* Task prompt
Among the entries, which lines carry the string "description"? Copy each of them.

* Records shown
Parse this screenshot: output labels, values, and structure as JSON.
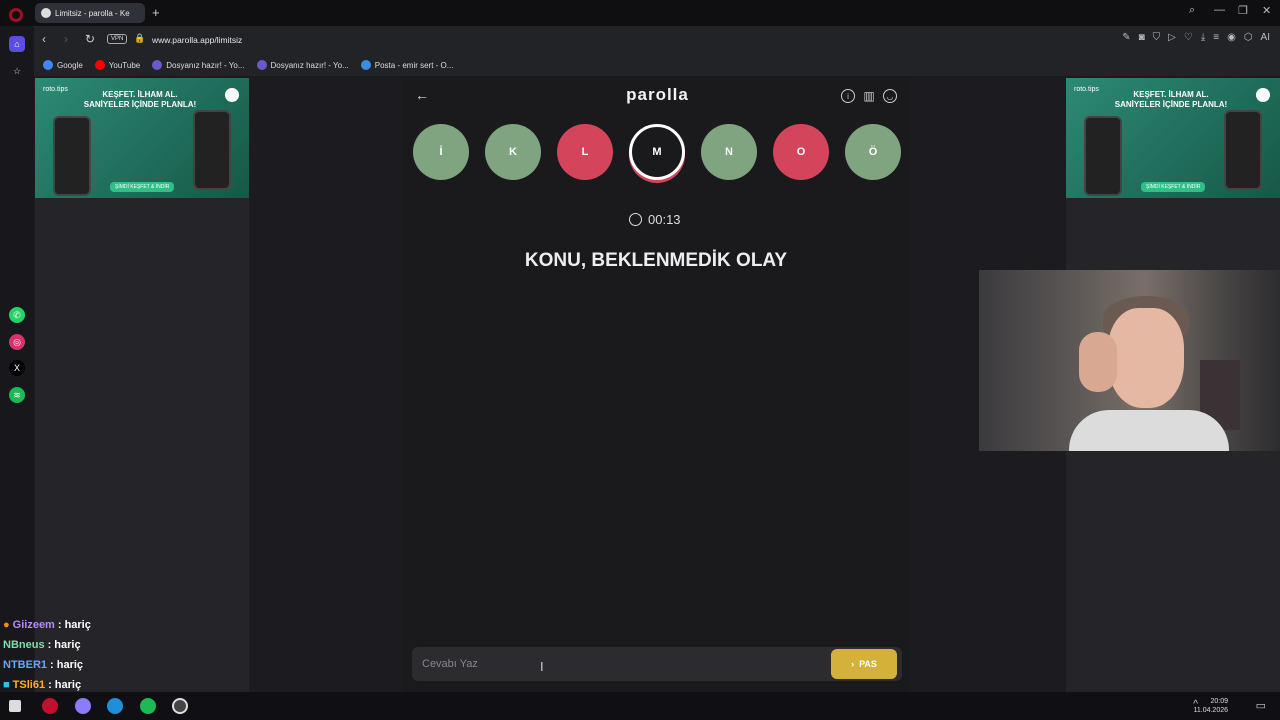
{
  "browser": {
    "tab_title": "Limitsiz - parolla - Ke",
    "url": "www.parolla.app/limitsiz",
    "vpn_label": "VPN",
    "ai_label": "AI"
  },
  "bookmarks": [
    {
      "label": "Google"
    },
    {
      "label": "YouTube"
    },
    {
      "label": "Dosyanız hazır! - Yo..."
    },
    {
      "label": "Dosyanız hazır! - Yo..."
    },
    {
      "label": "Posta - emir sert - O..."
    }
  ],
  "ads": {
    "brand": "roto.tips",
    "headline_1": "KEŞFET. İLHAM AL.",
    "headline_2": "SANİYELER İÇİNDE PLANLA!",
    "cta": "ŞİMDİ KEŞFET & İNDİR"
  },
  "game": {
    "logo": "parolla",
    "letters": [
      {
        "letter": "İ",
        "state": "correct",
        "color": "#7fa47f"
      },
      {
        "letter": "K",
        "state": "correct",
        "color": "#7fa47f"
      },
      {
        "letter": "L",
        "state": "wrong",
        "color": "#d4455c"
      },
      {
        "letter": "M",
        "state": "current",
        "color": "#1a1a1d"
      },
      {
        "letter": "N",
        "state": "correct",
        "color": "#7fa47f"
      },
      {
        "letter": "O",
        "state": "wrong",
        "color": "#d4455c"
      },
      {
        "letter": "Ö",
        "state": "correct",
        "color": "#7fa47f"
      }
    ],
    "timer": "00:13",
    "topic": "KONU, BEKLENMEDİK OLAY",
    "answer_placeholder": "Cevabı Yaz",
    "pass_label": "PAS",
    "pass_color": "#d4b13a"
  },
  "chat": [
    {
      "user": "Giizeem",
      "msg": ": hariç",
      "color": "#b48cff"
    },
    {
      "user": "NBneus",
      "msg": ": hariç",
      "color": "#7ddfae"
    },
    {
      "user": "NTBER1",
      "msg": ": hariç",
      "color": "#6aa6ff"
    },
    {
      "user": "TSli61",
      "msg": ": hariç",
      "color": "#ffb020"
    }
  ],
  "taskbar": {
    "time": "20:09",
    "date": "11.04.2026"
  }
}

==

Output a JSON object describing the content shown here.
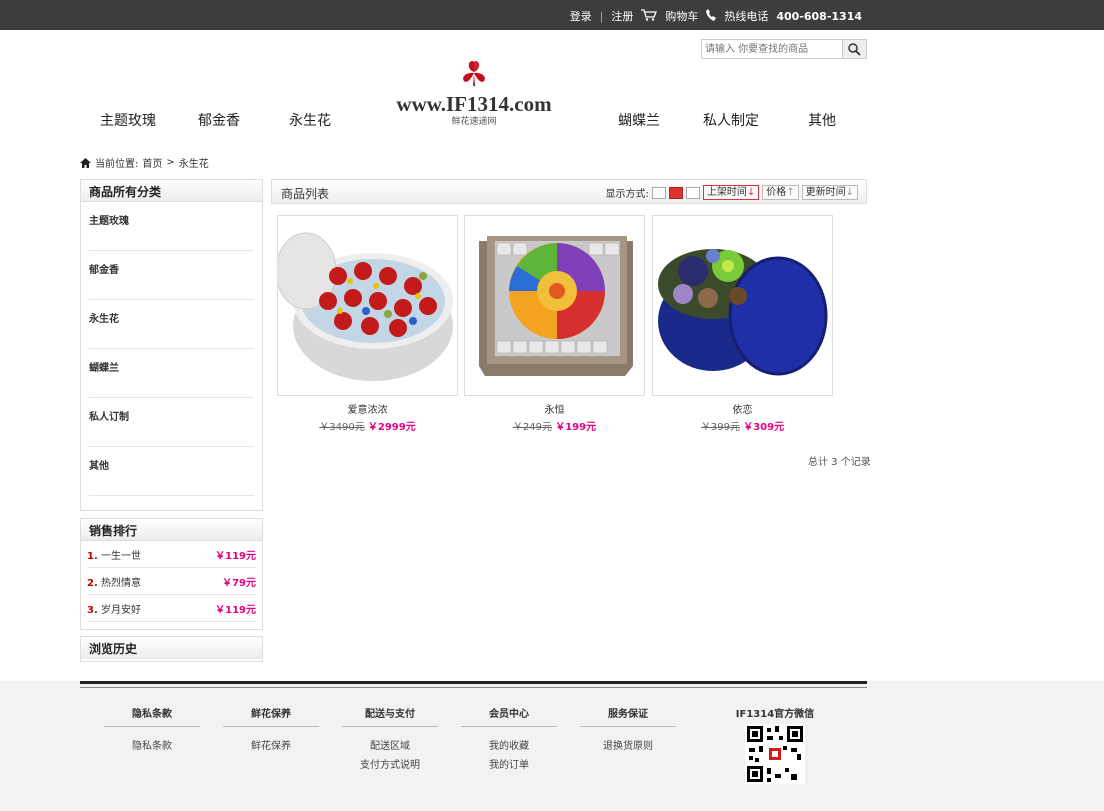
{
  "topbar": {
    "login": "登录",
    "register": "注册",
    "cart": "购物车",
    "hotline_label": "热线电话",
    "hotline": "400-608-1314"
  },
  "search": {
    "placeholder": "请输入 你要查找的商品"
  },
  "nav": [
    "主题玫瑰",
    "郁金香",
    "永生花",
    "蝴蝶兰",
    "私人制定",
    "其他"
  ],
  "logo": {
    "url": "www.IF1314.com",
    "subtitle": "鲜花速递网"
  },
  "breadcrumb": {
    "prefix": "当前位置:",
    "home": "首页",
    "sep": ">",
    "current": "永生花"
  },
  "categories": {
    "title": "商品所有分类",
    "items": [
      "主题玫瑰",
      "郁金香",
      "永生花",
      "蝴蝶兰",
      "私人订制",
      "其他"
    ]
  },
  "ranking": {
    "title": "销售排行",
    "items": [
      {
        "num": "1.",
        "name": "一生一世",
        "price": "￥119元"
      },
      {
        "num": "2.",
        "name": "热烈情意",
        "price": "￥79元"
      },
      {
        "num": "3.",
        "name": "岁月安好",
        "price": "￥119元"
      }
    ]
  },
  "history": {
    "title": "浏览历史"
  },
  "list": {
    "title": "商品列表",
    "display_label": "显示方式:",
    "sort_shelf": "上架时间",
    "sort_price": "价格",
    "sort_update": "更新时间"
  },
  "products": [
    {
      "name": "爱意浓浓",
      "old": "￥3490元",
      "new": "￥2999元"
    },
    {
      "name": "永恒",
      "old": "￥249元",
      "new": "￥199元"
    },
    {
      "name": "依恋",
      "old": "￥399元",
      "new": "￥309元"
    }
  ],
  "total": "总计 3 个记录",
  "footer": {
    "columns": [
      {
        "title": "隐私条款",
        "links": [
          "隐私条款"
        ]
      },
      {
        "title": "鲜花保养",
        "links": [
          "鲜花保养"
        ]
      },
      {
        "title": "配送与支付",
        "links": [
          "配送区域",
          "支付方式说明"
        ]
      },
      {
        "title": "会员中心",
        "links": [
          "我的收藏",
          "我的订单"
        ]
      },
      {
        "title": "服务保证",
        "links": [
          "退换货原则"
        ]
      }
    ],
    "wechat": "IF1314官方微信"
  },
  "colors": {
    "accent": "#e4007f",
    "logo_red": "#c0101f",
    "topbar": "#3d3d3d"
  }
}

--

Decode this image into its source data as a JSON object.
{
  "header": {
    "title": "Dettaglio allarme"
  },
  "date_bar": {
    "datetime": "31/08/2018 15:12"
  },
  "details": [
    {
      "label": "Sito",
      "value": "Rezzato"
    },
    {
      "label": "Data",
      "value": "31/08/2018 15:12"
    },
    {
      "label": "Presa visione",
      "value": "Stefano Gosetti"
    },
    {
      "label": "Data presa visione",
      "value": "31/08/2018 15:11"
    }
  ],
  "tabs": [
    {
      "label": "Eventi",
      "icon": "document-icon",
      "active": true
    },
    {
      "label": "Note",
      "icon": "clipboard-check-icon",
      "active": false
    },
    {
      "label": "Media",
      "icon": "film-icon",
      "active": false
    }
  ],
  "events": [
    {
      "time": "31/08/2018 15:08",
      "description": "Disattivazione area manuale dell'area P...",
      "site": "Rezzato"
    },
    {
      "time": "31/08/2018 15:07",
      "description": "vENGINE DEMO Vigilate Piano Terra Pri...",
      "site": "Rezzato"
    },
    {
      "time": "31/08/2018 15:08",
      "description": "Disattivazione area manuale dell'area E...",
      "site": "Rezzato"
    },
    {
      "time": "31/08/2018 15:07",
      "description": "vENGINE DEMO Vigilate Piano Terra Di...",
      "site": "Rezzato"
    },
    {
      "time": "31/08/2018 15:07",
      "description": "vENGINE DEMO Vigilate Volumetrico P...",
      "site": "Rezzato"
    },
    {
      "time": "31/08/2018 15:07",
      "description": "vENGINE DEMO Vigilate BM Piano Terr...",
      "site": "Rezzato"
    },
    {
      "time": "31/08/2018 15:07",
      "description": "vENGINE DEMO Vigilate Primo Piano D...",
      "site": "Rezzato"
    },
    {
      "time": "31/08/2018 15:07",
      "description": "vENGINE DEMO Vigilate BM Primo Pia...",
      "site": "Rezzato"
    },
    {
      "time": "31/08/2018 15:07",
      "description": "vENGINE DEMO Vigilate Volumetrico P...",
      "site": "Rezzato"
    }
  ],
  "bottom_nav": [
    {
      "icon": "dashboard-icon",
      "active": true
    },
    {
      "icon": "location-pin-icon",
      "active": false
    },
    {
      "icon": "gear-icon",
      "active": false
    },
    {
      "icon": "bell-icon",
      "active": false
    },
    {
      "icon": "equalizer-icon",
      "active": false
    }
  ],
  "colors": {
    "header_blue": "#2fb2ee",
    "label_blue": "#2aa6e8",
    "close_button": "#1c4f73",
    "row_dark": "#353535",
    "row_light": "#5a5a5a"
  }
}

* Task answer
      "description": "Disattivazione area manuale dell'area P...",
      "description": "vENGINE DEMO Vigilate Piano Terra Pri...",
      "description": "Disattivazione area manuale dell'area E...",
      "description": "vENGINE DEMO Vigilate Piano Terra Di...",
      "description": "vENGINE DEMO Vigilate Volumetrico P...",
      "description": "vENGINE DEMO Vigilate BM Piano Terr...",
      "description": "vENGINE DEMO Vigilate Primo Piano D...",
      "description": "vENGINE DEMO Vigilate BM Primo Pia...",
      "description": "vENGINE DEMO Vigilate Volumetrico P...",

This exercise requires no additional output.